▸ **INFORMATION PROVIDED**:
- - -

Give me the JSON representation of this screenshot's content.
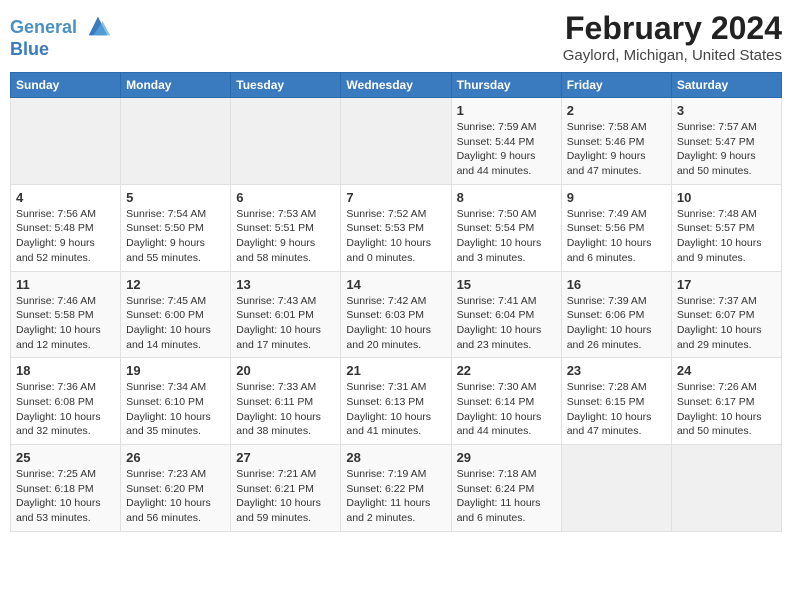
{
  "header": {
    "logo_line1": "General",
    "logo_line2": "Blue",
    "title": "February 2024",
    "subtitle": "Gaylord, Michigan, United States"
  },
  "days_of_week": [
    "Sunday",
    "Monday",
    "Tuesday",
    "Wednesday",
    "Thursday",
    "Friday",
    "Saturday"
  ],
  "weeks": [
    [
      {
        "day": "",
        "empty": true
      },
      {
        "day": "",
        "empty": true
      },
      {
        "day": "",
        "empty": true
      },
      {
        "day": "",
        "empty": true
      },
      {
        "day": "1",
        "sunrise": "7:59 AM",
        "sunset": "5:44 PM",
        "daylight": "9 hours and 44 minutes."
      },
      {
        "day": "2",
        "sunrise": "7:58 AM",
        "sunset": "5:46 PM",
        "daylight": "9 hours and 47 minutes."
      },
      {
        "day": "3",
        "sunrise": "7:57 AM",
        "sunset": "5:47 PM",
        "daylight": "9 hours and 50 minutes."
      }
    ],
    [
      {
        "day": "4",
        "sunrise": "7:56 AM",
        "sunset": "5:48 PM",
        "daylight": "9 hours and 52 minutes."
      },
      {
        "day": "5",
        "sunrise": "7:54 AM",
        "sunset": "5:50 PM",
        "daylight": "9 hours and 55 minutes."
      },
      {
        "day": "6",
        "sunrise": "7:53 AM",
        "sunset": "5:51 PM",
        "daylight": "9 hours and 58 minutes."
      },
      {
        "day": "7",
        "sunrise": "7:52 AM",
        "sunset": "5:53 PM",
        "daylight": "10 hours and 0 minutes."
      },
      {
        "day": "8",
        "sunrise": "7:50 AM",
        "sunset": "5:54 PM",
        "daylight": "10 hours and 3 minutes."
      },
      {
        "day": "9",
        "sunrise": "7:49 AM",
        "sunset": "5:56 PM",
        "daylight": "10 hours and 6 minutes."
      },
      {
        "day": "10",
        "sunrise": "7:48 AM",
        "sunset": "5:57 PM",
        "daylight": "10 hours and 9 minutes."
      }
    ],
    [
      {
        "day": "11",
        "sunrise": "7:46 AM",
        "sunset": "5:58 PM",
        "daylight": "10 hours and 12 minutes."
      },
      {
        "day": "12",
        "sunrise": "7:45 AM",
        "sunset": "6:00 PM",
        "daylight": "10 hours and 14 minutes."
      },
      {
        "day": "13",
        "sunrise": "7:43 AM",
        "sunset": "6:01 PM",
        "daylight": "10 hours and 17 minutes."
      },
      {
        "day": "14",
        "sunrise": "7:42 AM",
        "sunset": "6:03 PM",
        "daylight": "10 hours and 20 minutes."
      },
      {
        "day": "15",
        "sunrise": "7:41 AM",
        "sunset": "6:04 PM",
        "daylight": "10 hours and 23 minutes."
      },
      {
        "day": "16",
        "sunrise": "7:39 AM",
        "sunset": "6:06 PM",
        "daylight": "10 hours and 26 minutes."
      },
      {
        "day": "17",
        "sunrise": "7:37 AM",
        "sunset": "6:07 PM",
        "daylight": "10 hours and 29 minutes."
      }
    ],
    [
      {
        "day": "18",
        "sunrise": "7:36 AM",
        "sunset": "6:08 PM",
        "daylight": "10 hours and 32 minutes."
      },
      {
        "day": "19",
        "sunrise": "7:34 AM",
        "sunset": "6:10 PM",
        "daylight": "10 hours and 35 minutes."
      },
      {
        "day": "20",
        "sunrise": "7:33 AM",
        "sunset": "6:11 PM",
        "daylight": "10 hours and 38 minutes."
      },
      {
        "day": "21",
        "sunrise": "7:31 AM",
        "sunset": "6:13 PM",
        "daylight": "10 hours and 41 minutes."
      },
      {
        "day": "22",
        "sunrise": "7:30 AM",
        "sunset": "6:14 PM",
        "daylight": "10 hours and 44 minutes."
      },
      {
        "day": "23",
        "sunrise": "7:28 AM",
        "sunset": "6:15 PM",
        "daylight": "10 hours and 47 minutes."
      },
      {
        "day": "24",
        "sunrise": "7:26 AM",
        "sunset": "6:17 PM",
        "daylight": "10 hours and 50 minutes."
      }
    ],
    [
      {
        "day": "25",
        "sunrise": "7:25 AM",
        "sunset": "6:18 PM",
        "daylight": "10 hours and 53 minutes."
      },
      {
        "day": "26",
        "sunrise": "7:23 AM",
        "sunset": "6:20 PM",
        "daylight": "10 hours and 56 minutes."
      },
      {
        "day": "27",
        "sunrise": "7:21 AM",
        "sunset": "6:21 PM",
        "daylight": "10 hours and 59 minutes."
      },
      {
        "day": "28",
        "sunrise": "7:19 AM",
        "sunset": "6:22 PM",
        "daylight": "11 hours and 2 minutes."
      },
      {
        "day": "29",
        "sunrise": "7:18 AM",
        "sunset": "6:24 PM",
        "daylight": "11 hours and 6 minutes."
      },
      {
        "day": "",
        "empty": true
      },
      {
        "day": "",
        "empty": true
      }
    ]
  ]
}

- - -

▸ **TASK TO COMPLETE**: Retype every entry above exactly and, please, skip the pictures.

▸ **RESPONSE**:
Give me the JSON representation of this screenshot's content.
{
  "header": {
    "logo_line1": "General",
    "logo_line2": "Blue",
    "title": "February 2024",
    "subtitle": "Gaylord, Michigan, United States"
  },
  "days_of_week": [
    "Sunday",
    "Monday",
    "Tuesday",
    "Wednesday",
    "Thursday",
    "Friday",
    "Saturday"
  ],
  "weeks": [
    [
      {
        "day": "",
        "empty": true
      },
      {
        "day": "",
        "empty": true
      },
      {
        "day": "",
        "empty": true
      },
      {
        "day": "",
        "empty": true
      },
      {
        "day": "1",
        "sunrise": "7:59 AM",
        "sunset": "5:44 PM",
        "daylight": "9 hours and 44 minutes."
      },
      {
        "day": "2",
        "sunrise": "7:58 AM",
        "sunset": "5:46 PM",
        "daylight": "9 hours and 47 minutes."
      },
      {
        "day": "3",
        "sunrise": "7:57 AM",
        "sunset": "5:47 PM",
        "daylight": "9 hours and 50 minutes."
      }
    ],
    [
      {
        "day": "4",
        "sunrise": "7:56 AM",
        "sunset": "5:48 PM",
        "daylight": "9 hours and 52 minutes."
      },
      {
        "day": "5",
        "sunrise": "7:54 AM",
        "sunset": "5:50 PM",
        "daylight": "9 hours and 55 minutes."
      },
      {
        "day": "6",
        "sunrise": "7:53 AM",
        "sunset": "5:51 PM",
        "daylight": "9 hours and 58 minutes."
      },
      {
        "day": "7",
        "sunrise": "7:52 AM",
        "sunset": "5:53 PM",
        "daylight": "10 hours and 0 minutes."
      },
      {
        "day": "8",
        "sunrise": "7:50 AM",
        "sunset": "5:54 PM",
        "daylight": "10 hours and 3 minutes."
      },
      {
        "day": "9",
        "sunrise": "7:49 AM",
        "sunset": "5:56 PM",
        "daylight": "10 hours and 6 minutes."
      },
      {
        "day": "10",
        "sunrise": "7:48 AM",
        "sunset": "5:57 PM",
        "daylight": "10 hours and 9 minutes."
      }
    ],
    [
      {
        "day": "11",
        "sunrise": "7:46 AM",
        "sunset": "5:58 PM",
        "daylight": "10 hours and 12 minutes."
      },
      {
        "day": "12",
        "sunrise": "7:45 AM",
        "sunset": "6:00 PM",
        "daylight": "10 hours and 14 minutes."
      },
      {
        "day": "13",
        "sunrise": "7:43 AM",
        "sunset": "6:01 PM",
        "daylight": "10 hours and 17 minutes."
      },
      {
        "day": "14",
        "sunrise": "7:42 AM",
        "sunset": "6:03 PM",
        "daylight": "10 hours and 20 minutes."
      },
      {
        "day": "15",
        "sunrise": "7:41 AM",
        "sunset": "6:04 PM",
        "daylight": "10 hours and 23 minutes."
      },
      {
        "day": "16",
        "sunrise": "7:39 AM",
        "sunset": "6:06 PM",
        "daylight": "10 hours and 26 minutes."
      },
      {
        "day": "17",
        "sunrise": "7:37 AM",
        "sunset": "6:07 PM",
        "daylight": "10 hours and 29 minutes."
      }
    ],
    [
      {
        "day": "18",
        "sunrise": "7:36 AM",
        "sunset": "6:08 PM",
        "daylight": "10 hours and 32 minutes."
      },
      {
        "day": "19",
        "sunrise": "7:34 AM",
        "sunset": "6:10 PM",
        "daylight": "10 hours and 35 minutes."
      },
      {
        "day": "20",
        "sunrise": "7:33 AM",
        "sunset": "6:11 PM",
        "daylight": "10 hours and 38 minutes."
      },
      {
        "day": "21",
        "sunrise": "7:31 AM",
        "sunset": "6:13 PM",
        "daylight": "10 hours and 41 minutes."
      },
      {
        "day": "22",
        "sunrise": "7:30 AM",
        "sunset": "6:14 PM",
        "daylight": "10 hours and 44 minutes."
      },
      {
        "day": "23",
        "sunrise": "7:28 AM",
        "sunset": "6:15 PM",
        "daylight": "10 hours and 47 minutes."
      },
      {
        "day": "24",
        "sunrise": "7:26 AM",
        "sunset": "6:17 PM",
        "daylight": "10 hours and 50 minutes."
      }
    ],
    [
      {
        "day": "25",
        "sunrise": "7:25 AM",
        "sunset": "6:18 PM",
        "daylight": "10 hours and 53 minutes."
      },
      {
        "day": "26",
        "sunrise": "7:23 AM",
        "sunset": "6:20 PM",
        "daylight": "10 hours and 56 minutes."
      },
      {
        "day": "27",
        "sunrise": "7:21 AM",
        "sunset": "6:21 PM",
        "daylight": "10 hours and 59 minutes."
      },
      {
        "day": "28",
        "sunrise": "7:19 AM",
        "sunset": "6:22 PM",
        "daylight": "11 hours and 2 minutes."
      },
      {
        "day": "29",
        "sunrise": "7:18 AM",
        "sunset": "6:24 PM",
        "daylight": "11 hours and 6 minutes."
      },
      {
        "day": "",
        "empty": true
      },
      {
        "day": "",
        "empty": true
      }
    ]
  ]
}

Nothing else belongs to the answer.